[Stored records]
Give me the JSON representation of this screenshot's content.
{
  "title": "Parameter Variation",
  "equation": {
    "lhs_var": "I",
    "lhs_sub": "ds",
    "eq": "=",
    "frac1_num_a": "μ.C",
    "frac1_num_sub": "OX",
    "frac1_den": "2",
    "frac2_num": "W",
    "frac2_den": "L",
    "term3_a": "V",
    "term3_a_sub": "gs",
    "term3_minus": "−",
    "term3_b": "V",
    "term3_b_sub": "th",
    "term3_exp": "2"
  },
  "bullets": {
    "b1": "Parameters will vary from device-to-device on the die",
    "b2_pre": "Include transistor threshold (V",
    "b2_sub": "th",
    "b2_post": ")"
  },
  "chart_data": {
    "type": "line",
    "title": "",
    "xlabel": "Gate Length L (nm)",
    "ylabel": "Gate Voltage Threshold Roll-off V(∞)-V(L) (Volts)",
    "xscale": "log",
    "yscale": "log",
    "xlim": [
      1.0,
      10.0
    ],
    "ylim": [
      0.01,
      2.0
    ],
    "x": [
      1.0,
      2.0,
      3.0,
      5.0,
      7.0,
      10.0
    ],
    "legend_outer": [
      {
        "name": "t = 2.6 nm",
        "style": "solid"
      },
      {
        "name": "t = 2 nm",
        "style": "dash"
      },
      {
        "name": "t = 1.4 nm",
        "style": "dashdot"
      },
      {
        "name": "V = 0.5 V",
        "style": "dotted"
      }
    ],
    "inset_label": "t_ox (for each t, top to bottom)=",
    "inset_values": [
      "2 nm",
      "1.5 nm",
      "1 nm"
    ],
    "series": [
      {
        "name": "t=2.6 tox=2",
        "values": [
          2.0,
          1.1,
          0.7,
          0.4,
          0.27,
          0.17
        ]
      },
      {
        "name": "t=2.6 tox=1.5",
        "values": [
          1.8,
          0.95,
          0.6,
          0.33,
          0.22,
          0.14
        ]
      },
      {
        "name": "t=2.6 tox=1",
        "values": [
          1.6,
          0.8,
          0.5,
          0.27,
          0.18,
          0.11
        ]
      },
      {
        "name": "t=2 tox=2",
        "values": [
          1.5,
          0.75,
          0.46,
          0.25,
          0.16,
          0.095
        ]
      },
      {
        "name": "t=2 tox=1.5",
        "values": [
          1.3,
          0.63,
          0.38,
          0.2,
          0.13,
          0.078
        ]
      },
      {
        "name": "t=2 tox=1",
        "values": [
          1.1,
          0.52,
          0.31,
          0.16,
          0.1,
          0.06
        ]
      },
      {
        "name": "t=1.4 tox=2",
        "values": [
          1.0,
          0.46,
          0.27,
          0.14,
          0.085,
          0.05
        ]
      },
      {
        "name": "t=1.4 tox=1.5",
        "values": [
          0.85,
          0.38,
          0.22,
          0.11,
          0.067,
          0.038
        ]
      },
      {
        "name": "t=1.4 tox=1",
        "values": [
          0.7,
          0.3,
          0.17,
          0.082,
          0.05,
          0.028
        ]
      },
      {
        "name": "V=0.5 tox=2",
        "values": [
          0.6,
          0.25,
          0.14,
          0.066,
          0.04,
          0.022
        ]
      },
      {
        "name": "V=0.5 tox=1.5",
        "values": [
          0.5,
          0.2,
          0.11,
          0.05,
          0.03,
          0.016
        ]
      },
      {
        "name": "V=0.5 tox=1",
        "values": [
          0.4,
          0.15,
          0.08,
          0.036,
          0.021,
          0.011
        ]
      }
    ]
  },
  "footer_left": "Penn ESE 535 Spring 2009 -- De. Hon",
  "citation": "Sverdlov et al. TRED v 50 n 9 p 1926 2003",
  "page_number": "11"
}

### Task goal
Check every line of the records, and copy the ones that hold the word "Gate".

### Written solution
    "xlabel": "Gate Length L (nm)",
    "ylabel": "Gate Voltage Threshold Roll-off V(∞)-V(L) (Volts)",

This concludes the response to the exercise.